Cool idea! Quick question, though – wouldn’t it be easier to keep all the dice that rolled ones, instead? It gives exactly the same probability breakdown, and it’s a little bit easier to scan for ones than to look for 6 on d6, 8 on d8, and so on.
You’re absolutely correct! While writing I had to choose between either the setup where I exclusively talked about max numbers which I deemed easier to follow or using 1s for picking and maxes for everything else, which I deemed was easier for picking dice, so I went with the one I felt was easier to convey via writing.
An equally valid method might be to use say, a cup of d20s (vice a bucket), and simply use their face value. This would probably work best with d6s and a multiplier (3-4x), both to establish a minimum room size (though a 1 square room could indicate some kind of small alcove containing a cache of some kind, an ambush predator such as a trapdoor spider, or a trap) and because cubes are less prone to rolling about while you deal with their brethren.
That would totally work too. The numbers would crunch a little differently, but it would work just as well.
Brilliant in its simplicity! And could not have appeared at a better time!
CRYO, the Oulu University Gaming Society is organizing an all-weekend gaming event this weekend, and I’ve been itching to run a dungeon crawl (fun for one-offs games, wouldn’t run a campaign of them). Just yesterday I was itching to design a dungeon, but wanted an easy random element to spur the creation process – what use is a predictable dungeon, after all?
I just used this method of yours (I shall call it the “Neagley Method” hereafter) to great and effortless effect. I came up with results that run deliciously against my usual dungeon design style, giving me wonderful ideas straight off.
For a twist, I noted down the color of the die for each room to act as inspiration for the contents, so I had a treasure trove (gold), a sacrificial chamber (blood red marble), a lab (green), etc.

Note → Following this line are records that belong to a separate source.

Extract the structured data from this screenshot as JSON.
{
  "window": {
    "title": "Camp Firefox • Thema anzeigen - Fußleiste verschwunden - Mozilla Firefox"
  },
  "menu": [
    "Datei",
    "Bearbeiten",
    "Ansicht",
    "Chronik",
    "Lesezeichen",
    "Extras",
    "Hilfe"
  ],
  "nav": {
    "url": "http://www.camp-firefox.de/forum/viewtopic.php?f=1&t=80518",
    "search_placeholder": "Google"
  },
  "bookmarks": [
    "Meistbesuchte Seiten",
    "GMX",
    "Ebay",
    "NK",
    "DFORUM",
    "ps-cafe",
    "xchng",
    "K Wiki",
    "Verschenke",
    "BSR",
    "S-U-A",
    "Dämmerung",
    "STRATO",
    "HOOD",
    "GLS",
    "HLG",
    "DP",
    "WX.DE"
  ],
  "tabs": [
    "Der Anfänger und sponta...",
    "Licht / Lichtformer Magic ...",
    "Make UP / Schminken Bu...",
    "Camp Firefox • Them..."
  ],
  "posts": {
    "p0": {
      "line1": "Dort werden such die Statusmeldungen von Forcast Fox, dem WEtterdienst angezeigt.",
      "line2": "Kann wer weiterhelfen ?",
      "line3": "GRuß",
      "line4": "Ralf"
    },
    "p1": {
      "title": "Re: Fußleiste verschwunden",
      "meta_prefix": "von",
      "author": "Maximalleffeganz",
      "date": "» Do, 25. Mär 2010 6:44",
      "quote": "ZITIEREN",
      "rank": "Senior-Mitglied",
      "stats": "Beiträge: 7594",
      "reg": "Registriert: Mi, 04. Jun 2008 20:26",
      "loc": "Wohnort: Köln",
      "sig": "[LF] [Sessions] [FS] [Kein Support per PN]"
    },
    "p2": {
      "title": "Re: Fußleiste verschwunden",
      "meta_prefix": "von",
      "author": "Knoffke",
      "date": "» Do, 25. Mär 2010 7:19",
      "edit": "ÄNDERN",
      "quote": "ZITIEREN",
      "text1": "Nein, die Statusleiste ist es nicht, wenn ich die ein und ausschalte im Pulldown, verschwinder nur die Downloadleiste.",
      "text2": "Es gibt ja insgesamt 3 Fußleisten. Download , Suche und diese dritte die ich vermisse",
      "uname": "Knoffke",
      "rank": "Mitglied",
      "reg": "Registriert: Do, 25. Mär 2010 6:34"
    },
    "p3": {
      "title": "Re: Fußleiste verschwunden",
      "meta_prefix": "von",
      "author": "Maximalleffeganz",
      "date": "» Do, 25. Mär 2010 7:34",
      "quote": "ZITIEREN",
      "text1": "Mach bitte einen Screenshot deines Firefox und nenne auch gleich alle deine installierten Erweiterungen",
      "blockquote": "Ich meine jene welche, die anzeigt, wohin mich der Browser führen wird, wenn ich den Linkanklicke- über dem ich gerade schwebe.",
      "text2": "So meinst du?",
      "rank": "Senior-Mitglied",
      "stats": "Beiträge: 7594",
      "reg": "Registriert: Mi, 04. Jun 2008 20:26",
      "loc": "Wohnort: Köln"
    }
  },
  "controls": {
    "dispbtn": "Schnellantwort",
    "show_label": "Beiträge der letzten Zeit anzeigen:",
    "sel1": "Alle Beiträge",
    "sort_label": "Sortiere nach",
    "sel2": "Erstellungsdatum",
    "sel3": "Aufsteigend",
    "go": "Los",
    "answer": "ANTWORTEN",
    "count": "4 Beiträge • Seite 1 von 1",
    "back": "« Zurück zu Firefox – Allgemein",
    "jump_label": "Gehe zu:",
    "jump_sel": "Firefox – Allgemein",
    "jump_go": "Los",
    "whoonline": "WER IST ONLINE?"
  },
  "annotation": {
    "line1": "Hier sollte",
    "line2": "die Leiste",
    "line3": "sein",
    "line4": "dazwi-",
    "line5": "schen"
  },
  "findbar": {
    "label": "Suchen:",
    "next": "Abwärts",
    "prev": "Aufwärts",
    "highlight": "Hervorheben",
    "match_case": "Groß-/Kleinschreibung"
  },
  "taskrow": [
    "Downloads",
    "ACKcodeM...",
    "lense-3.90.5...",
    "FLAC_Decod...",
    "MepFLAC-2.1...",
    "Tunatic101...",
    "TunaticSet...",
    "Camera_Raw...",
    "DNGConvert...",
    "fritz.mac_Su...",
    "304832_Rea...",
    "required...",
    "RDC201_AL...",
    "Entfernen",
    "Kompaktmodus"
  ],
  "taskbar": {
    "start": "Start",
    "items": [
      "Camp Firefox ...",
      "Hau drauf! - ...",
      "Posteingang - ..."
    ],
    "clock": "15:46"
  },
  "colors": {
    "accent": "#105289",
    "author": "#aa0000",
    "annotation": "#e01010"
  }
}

Having an idea about the function of each room helped me immensely in plotting the connecting corridors in an organic fashion.
It also turned out that special dice, like Fudge and scatter dice got put into use, with Fudge pluses indicating corridor hazards and the scatter dice telling me in which direction an underground river flows.
Of course, now that I’ve written about the dungeon here, where potential players are likely to find it, I’ll have to generate another one. Poor me…
I also happened to notice that removing the extraneous dice without disturbing the room indicator dice has the makings of a dexterity-based party game!
I’ve played with a bunch of random dungeon generators (Central Casting’s ‘Dungeon’, ‘How to Host a Dungeon’, D&D 3e DMG), and as fun as they are, this dice-aided free association Neagley Method is by far the most useful for my style of adventure design. I can’t thank you enough!
If anyone’s got any further tips on interpreting this method creatively, I’d be happy to hear about them!
Glad you found it fun and easy! I like your ideas on dice color and unusual dice (my oddball dice got removed from the pile before I started).
The party game idea might just mesh well with the “dirty dungeon” concept: http://m.youtube.com/#/watch?v=dsnvANYBRWo&desktop_uri=%2Fwatch%3Fv%3DdsnvANYBRWo
This is really great, and most importantly, fun. Thanks for taking the time to post it.
My pleasure. Glad you enjoyed it!
This is a great idea, but I’m probably going to change it a bit and use it for designing villages. Perhaps with different coloured dice for different types of buildings (homes, temples, taverns etc.). Depending on the number of dice available, I may just take the value shown as the number of 10’x10′ squares – there are plenty of places where families live in space that small.
Wow! Color me impressed! This is an excellent idea! Love it!